[Dataset rows for apps and sites]
--- START ---
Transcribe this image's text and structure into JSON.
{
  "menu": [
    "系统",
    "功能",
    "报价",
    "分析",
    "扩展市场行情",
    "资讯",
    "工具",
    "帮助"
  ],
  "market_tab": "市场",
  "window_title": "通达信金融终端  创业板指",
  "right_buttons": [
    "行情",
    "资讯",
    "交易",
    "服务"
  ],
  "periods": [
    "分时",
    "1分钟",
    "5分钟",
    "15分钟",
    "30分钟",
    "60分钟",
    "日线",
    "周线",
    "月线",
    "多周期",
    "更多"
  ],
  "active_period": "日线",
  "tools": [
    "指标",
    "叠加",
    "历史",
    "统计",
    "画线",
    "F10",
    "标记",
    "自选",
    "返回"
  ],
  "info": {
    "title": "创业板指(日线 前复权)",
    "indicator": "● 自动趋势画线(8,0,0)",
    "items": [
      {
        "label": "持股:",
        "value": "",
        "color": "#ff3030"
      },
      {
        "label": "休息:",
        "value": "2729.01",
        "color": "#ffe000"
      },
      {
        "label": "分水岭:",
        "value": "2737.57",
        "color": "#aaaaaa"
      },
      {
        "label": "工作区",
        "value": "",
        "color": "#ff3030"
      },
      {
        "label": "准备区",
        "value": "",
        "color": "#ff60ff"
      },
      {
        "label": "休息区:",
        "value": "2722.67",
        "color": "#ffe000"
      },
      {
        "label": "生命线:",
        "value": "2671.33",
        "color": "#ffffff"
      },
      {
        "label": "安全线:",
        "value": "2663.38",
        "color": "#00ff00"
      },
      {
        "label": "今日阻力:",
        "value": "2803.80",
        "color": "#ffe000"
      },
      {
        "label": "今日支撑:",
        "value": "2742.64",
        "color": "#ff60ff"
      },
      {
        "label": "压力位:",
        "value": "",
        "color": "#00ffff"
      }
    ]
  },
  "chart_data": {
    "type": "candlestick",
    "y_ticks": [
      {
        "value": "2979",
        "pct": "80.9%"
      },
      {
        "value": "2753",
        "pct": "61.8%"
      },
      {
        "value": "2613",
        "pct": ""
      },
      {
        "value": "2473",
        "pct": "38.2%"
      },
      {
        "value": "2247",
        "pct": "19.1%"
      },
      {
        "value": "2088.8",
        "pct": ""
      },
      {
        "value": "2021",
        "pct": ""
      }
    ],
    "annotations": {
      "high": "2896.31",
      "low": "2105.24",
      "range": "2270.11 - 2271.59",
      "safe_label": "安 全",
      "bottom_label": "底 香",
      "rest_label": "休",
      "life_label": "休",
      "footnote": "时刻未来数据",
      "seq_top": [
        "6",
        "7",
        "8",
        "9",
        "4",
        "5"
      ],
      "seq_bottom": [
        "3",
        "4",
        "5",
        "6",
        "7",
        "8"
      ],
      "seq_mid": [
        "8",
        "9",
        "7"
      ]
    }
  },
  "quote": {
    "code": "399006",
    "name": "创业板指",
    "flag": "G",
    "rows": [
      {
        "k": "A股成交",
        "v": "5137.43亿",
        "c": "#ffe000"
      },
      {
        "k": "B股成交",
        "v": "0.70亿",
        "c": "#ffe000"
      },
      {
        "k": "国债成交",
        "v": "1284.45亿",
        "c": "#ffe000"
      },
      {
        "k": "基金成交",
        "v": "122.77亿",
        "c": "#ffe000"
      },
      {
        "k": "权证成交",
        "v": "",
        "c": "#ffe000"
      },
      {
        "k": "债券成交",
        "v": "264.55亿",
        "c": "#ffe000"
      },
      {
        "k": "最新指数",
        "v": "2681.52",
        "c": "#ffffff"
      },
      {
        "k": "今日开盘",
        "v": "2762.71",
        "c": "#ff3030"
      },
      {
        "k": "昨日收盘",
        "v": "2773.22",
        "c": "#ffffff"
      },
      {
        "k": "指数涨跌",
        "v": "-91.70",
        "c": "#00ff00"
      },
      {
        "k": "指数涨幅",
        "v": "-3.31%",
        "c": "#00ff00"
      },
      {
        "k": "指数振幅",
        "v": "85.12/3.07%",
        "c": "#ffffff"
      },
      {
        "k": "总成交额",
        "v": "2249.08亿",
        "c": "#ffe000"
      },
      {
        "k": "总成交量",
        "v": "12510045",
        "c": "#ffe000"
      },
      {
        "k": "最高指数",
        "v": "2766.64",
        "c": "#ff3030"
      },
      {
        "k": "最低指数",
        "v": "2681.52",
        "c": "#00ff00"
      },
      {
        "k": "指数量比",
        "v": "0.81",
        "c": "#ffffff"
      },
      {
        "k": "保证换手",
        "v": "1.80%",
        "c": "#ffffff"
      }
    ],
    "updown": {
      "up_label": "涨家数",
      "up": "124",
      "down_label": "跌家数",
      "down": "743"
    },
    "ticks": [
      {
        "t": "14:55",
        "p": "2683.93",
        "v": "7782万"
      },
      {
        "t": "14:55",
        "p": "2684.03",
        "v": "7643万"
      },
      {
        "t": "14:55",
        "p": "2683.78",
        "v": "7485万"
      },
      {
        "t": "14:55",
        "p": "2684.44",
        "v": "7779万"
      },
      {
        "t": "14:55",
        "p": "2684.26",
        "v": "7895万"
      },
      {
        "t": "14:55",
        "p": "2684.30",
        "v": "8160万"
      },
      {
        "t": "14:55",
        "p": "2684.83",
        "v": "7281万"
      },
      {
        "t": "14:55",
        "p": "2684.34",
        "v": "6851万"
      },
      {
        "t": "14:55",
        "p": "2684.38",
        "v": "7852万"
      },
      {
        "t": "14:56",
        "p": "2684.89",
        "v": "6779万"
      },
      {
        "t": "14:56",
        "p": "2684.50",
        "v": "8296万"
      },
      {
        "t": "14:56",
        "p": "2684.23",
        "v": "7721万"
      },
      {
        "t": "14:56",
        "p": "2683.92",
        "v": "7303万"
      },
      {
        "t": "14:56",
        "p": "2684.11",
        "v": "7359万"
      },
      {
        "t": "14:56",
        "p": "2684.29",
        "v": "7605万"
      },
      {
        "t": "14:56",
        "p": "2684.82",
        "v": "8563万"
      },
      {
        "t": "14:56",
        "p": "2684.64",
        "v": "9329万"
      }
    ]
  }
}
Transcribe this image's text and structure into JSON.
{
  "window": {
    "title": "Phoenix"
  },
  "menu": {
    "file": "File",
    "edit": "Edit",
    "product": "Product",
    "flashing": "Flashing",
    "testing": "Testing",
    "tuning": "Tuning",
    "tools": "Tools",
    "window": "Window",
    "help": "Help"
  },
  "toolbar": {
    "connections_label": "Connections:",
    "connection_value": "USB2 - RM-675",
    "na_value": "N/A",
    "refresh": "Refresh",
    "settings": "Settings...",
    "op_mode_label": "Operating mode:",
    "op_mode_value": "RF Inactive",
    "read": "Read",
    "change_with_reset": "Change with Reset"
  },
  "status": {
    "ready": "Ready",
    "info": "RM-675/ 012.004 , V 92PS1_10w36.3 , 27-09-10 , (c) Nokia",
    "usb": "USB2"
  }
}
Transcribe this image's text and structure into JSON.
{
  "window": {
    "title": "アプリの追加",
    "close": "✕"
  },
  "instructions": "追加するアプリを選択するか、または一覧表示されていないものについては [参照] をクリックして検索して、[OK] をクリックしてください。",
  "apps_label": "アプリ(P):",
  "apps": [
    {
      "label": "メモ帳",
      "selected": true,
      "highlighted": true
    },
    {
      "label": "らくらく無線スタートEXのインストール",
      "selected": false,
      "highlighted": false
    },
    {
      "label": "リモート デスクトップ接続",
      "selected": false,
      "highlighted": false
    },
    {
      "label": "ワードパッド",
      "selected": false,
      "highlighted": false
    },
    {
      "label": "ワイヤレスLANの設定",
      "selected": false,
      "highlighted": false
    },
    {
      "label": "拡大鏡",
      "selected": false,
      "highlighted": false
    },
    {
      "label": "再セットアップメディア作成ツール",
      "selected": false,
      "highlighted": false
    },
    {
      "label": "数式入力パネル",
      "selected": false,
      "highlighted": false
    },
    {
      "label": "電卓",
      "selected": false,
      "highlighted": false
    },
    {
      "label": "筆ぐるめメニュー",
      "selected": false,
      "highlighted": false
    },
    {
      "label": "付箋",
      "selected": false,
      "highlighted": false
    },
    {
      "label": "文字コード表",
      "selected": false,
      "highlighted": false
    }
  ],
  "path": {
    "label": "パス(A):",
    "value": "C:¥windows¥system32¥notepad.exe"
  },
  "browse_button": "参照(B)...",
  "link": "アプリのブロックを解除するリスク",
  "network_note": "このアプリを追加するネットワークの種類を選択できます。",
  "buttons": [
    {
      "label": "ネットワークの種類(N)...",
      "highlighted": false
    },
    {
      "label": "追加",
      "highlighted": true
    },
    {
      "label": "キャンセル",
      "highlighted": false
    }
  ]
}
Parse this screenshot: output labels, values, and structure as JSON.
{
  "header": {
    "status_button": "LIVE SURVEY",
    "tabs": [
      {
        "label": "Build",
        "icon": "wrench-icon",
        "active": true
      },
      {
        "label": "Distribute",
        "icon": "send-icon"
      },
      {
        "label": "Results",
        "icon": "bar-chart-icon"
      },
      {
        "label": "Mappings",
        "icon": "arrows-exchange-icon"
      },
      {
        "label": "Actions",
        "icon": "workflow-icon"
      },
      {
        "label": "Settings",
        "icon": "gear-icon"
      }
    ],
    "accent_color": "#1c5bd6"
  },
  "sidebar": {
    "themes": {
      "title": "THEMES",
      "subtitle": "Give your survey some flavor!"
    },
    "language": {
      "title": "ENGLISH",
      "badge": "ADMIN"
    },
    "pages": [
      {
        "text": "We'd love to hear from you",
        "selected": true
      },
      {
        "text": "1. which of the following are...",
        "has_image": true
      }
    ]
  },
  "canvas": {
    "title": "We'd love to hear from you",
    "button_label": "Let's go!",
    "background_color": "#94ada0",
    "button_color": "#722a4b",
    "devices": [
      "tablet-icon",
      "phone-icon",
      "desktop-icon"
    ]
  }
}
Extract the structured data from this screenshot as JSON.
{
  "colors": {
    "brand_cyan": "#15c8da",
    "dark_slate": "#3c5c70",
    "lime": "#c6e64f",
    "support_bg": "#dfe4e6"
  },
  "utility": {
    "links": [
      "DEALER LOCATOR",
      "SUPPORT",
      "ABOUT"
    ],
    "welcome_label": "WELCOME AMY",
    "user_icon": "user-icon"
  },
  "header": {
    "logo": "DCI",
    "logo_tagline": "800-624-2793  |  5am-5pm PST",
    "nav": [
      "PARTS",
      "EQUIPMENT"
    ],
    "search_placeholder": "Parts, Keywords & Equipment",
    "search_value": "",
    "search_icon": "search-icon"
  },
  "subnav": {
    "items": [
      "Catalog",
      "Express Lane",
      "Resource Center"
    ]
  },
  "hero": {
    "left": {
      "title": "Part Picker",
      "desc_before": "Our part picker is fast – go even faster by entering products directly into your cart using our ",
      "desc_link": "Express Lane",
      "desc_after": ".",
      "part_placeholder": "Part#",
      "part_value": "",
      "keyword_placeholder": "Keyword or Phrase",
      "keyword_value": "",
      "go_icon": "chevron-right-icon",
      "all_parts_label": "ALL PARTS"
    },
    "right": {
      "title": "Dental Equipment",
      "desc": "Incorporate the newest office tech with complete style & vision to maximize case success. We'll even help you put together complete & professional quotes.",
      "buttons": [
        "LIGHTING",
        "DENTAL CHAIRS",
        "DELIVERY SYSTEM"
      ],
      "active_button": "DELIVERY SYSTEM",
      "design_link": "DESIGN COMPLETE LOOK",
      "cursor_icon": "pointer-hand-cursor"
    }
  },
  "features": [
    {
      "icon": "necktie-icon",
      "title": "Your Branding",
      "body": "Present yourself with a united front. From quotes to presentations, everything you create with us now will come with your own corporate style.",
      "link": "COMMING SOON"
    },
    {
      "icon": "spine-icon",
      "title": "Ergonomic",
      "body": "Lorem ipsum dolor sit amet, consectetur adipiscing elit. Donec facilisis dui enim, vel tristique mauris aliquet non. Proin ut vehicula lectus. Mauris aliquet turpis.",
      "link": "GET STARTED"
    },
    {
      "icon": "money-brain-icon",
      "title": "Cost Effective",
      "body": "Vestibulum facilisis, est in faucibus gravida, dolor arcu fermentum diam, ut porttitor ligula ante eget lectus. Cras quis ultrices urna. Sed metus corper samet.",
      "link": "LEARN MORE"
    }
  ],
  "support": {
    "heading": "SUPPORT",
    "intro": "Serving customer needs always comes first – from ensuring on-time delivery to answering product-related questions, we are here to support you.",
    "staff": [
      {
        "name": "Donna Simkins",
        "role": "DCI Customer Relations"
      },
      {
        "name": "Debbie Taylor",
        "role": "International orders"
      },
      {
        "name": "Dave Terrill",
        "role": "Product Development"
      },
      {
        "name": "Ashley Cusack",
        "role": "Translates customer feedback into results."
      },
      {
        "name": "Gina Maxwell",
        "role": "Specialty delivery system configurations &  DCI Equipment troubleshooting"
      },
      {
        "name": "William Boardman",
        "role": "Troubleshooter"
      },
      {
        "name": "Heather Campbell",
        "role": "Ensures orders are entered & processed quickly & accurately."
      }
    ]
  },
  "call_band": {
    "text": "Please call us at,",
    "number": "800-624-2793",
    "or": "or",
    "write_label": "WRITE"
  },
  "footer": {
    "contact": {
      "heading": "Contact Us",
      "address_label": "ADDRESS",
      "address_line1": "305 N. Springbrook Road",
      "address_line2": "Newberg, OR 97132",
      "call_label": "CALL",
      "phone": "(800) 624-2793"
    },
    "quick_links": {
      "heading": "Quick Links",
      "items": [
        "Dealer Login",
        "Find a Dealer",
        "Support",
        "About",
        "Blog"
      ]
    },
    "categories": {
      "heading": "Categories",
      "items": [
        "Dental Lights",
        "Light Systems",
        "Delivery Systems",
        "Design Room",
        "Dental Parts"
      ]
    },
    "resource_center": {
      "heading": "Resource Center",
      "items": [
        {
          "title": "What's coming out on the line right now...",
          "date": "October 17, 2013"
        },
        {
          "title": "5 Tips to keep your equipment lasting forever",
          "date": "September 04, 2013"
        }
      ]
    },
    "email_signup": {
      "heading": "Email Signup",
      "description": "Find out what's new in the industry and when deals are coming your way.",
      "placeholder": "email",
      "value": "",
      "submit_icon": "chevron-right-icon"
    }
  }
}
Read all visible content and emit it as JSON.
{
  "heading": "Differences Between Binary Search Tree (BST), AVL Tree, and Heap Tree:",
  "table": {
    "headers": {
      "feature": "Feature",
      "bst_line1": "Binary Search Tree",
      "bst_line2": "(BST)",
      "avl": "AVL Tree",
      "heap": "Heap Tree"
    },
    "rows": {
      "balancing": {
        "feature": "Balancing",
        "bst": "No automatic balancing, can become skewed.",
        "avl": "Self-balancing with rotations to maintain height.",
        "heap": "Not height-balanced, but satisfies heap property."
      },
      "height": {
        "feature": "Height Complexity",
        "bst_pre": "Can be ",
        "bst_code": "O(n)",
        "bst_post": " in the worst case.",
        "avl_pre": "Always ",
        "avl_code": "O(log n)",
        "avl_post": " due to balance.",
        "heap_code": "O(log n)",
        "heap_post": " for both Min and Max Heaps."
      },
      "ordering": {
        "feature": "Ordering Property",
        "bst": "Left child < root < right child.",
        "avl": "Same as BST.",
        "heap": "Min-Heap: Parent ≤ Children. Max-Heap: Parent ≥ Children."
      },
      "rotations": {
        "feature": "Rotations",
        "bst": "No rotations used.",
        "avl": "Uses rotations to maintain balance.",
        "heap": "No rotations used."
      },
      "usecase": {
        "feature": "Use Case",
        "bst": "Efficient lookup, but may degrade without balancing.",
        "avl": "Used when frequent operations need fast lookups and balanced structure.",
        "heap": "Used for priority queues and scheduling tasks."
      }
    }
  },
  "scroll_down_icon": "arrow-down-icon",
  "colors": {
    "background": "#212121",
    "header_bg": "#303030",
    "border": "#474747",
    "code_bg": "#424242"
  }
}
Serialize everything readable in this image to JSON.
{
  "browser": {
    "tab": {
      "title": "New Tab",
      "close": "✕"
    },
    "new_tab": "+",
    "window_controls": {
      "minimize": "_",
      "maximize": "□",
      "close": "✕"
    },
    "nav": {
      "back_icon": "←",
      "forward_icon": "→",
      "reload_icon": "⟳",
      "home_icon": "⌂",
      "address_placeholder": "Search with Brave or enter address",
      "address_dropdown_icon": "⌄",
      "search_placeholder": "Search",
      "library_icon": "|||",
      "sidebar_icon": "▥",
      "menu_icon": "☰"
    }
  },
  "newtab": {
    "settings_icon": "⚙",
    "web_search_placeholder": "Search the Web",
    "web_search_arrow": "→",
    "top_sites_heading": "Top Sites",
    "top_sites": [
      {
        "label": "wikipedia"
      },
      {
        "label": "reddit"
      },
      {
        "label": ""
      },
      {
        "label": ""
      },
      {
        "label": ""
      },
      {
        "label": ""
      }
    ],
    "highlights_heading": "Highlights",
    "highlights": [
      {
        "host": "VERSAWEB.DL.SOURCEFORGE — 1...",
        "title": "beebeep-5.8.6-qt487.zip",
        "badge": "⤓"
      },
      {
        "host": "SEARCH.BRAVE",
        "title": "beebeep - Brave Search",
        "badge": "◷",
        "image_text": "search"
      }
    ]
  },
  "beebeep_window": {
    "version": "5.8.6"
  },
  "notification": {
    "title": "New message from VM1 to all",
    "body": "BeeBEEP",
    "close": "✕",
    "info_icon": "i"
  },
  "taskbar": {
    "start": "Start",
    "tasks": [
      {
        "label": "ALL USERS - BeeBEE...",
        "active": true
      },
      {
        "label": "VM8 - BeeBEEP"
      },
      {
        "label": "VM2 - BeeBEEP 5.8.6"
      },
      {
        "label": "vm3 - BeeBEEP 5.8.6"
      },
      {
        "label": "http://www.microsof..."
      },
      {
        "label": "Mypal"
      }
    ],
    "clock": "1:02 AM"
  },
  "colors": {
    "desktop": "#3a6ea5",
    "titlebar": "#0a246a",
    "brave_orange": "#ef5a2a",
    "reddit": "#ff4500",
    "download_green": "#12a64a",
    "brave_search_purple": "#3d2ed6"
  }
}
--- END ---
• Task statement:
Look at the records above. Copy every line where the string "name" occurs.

• Result of this exercise:
    "name": "创业板指",
        "name": "Donna Simkins",
        "name": "Debbie Taylor",
        "name": "Dave Terrill",
        "name": "Ashley Cusack",
        "name": "Gina Maxwell",
        "name": "William Boardman",
        "name": "Heather Campbell",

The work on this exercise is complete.